─── Records to use

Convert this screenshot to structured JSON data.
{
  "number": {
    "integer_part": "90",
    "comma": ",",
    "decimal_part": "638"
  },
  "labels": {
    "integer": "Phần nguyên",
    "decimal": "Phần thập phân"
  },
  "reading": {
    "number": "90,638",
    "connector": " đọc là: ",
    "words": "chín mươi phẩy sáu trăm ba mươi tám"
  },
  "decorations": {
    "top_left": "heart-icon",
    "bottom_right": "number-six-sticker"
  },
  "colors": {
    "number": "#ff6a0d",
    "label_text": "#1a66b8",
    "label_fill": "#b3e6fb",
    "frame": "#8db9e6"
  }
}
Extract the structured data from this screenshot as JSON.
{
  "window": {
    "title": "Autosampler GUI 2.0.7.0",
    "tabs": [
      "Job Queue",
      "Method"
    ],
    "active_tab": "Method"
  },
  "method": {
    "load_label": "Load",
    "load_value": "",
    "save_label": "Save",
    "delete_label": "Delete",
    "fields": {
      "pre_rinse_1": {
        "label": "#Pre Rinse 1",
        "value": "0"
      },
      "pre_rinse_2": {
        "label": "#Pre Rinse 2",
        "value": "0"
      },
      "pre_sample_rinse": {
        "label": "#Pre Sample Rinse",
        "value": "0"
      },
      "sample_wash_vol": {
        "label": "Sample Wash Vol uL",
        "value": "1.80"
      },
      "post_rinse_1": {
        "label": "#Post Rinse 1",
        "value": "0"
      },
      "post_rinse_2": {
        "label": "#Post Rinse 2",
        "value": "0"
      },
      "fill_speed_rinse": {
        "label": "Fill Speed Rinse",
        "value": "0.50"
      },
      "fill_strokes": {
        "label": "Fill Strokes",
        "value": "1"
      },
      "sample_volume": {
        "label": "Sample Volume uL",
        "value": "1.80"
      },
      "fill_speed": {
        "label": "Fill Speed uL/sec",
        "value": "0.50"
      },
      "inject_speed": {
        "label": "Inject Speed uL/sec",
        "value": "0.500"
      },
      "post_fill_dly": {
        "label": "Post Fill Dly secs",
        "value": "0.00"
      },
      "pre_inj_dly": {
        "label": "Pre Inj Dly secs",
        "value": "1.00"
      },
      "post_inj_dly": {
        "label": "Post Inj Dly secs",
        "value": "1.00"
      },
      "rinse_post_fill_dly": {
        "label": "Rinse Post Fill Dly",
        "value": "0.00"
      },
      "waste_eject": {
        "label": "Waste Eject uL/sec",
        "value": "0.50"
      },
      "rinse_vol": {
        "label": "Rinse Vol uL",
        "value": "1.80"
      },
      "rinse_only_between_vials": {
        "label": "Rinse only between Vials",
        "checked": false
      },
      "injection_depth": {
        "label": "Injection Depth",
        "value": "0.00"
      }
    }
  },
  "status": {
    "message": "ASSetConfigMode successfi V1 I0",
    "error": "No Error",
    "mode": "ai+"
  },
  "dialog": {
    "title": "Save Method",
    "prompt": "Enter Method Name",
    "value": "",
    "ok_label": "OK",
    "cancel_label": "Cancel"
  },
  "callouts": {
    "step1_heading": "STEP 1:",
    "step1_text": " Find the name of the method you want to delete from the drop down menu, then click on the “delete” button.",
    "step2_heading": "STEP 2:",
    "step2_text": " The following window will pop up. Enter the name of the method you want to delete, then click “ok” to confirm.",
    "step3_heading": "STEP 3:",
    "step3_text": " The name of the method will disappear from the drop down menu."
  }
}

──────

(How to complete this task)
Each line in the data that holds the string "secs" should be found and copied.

(Answer for the task)
        "label": "Post Fill Dly secs",
        "label": "Pre Inj Dly secs",
        "label": "Post Inj Dly secs",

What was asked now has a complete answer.